The Excel KURT function calculates the kurtosis of a supplied set of values.
Syntax: KURT( number1, [number2], … )
where the number arguments are the data values for which you want to calculate the kurtosis. These can be supplied to the Kurt function either:
- as values (or arrays of values) returned from other formulas
- as references to cells (or arrays of cells) containing values
In Excel 2007 and Excel 2010, the Kurt function can accept up to 255 number arguments, but in Excel 2003, the function can only accept up to 30 number arguments.
Note if logical values and text representations of numbers are typed directly into the function, they are included in the calculation. However, logical values and text representations of numbers stored within an array of cells are ignored.
Kurt Function Examples
Column A of the spreadsheet on the right shows an array of data, alongside the data distribution chart. The kurtosis of the data in column A of the spreadsheet can be calculated using the Excel Kurt function as follows :
=KURT( A1:A12 )
This gives the result 0.532657874, indicating a distribution that is relatively peaked (compared to the normal distribution).
Kurt Function Error

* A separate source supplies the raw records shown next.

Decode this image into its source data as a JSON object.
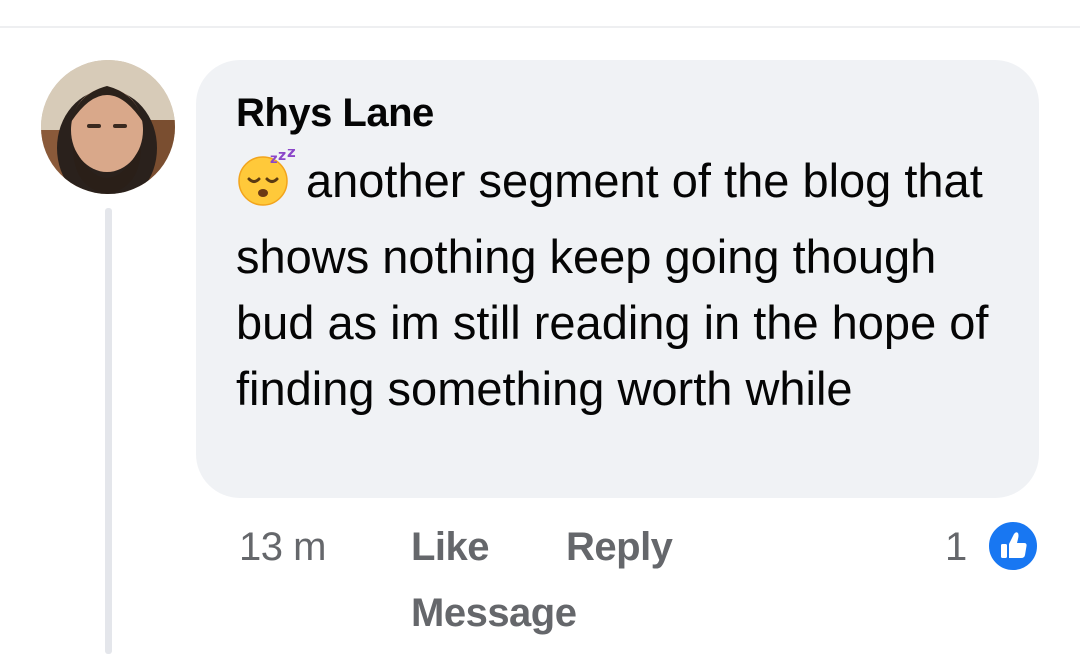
{
  "comment": {
    "author": "Rhys Lane",
    "emoji": "sleeping-face",
    "text": "another segment of the blog that shows nothing keep going though bud as im still reading in the hope of finding something worth while",
    "timestamp": "13 m",
    "actions": {
      "like": "Like",
      "reply": "Reply",
      "message": "Message"
    },
    "reaction_count": "1",
    "reaction_type": "like-icon"
  },
  "colors": {
    "bubble": "#f0f2f5",
    "text": "#050505",
    "muted": "#65676b",
    "like_blue": "#1877f2",
    "thread_line": "#e4e6eb"
  }
}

If you get an error from the Excel Kurt Function, this is likely to be the #DIV/0! error occurs if either there are fewer than 4 data points in the supplied data set or the standard deviation of the supplied data set is 0